The winner-take-all rule treats voters supporting the candidate who comes in second place in a particular state as if they supported the candidate that they voted against.
Article II, Section 1 of the U.S. Constitution gives the states exclusive control over the manner of awarding their electoral votes:
"Each State shall appoint, in such Manner as the Legislature thereof may direct, a Number of Electors...." The winner-take-all rule is not in the Constitution. It was used by only three states in our nation's first election in 1789. The current method of electing the President was established by state laws, and that these state laws may be changed at any time.
Under the National Popular Vote bill, all the electoral votes from the enacting states would be awarded to the presidential candidate who receives the most popular votes in all 50 states (and DC). The bill would take effect only when enacted by states possessing a majority of the electoral votes - that is, enough electoral votes to elect a President (270 of 538).
The bill preserves the Electoral College, while assuring that every vote is equal and that every vote will matter in every state in every presidential election.
The bill has been endorsed by New York Times, Sacramento Bee, Minneapolis Star-Tribune, Chicago Sun-Times, Los Angeles Times, Common Cause, FairVote, LWVUS, and NAACP.
As seen in this state polls are extremely favorable. Supports ranges from a "low" of 67% in Arizona to a high of 83% in Tennessee. On this map, shades of blue represent the highest support and 50/50 support would be represented in purple.
The movement for the National Popular Vote is bipartisan: The national advisory board includes former Senators Jake Garn (R-UT), Birch Bayh (D-IN), and David Durenberger (R-MN) as well as former congressmen John Anderson (R-IL, I), John Buchanan (R-AL), Tom Campbell (R-CA), and Tom Downey (D-NY). Former Senator Fred Thompson (R-TN) and Governors Bob Edgar (R-IL) and Chet Culver (D-IA) are champions.
This Spring, Pennsylvania House Bill 1270 was introduced by Rep. Tom C. Creighton (R-Lancaster County) and Senate Bill 1116 was introduced by Senators Alloway, Argall, Boscola, Erickson, Fontana, Leach, Mensch, Solobay, Vance and Waugh. These bills have not yet be acted upon action by the State Government Committees.
Additional information is available in the book Every Vote Equal: A State-Based Plan for Electing the President by National Popular Vote.

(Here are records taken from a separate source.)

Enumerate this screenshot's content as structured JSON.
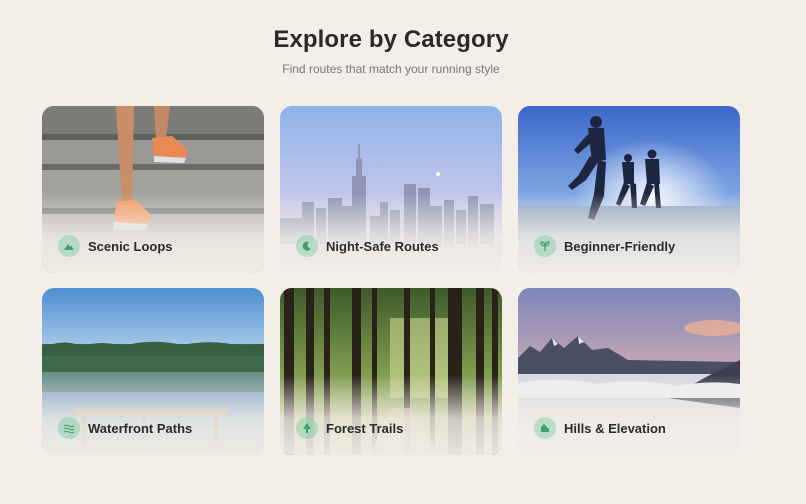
{
  "header": {
    "title": "Explore by Category",
    "subtitle": "Find routes that match your running style"
  },
  "categories": [
    {
      "label": "Scenic Loops",
      "icon": "mountain-icon"
    },
    {
      "label": "Night-Safe Routes",
      "icon": "moon-icon"
    },
    {
      "label": "Beginner-Friendly",
      "icon": "sprout-icon"
    },
    {
      "label": "Waterfront Paths",
      "icon": "waves-icon"
    },
    {
      "label": "Forest Trails",
      "icon": "tree-icon"
    },
    {
      "label": "Hills & Elevation",
      "icon": "hill-icon"
    }
  ],
  "colors": {
    "background": "#f3eee8",
    "icon_badge": "#78cda0",
    "title": "#2a2a2a"
  }
}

Pennsylvania poll results follow the jump.
To support National Popular Vote efforts, donate money, contact your state legislator and get involved.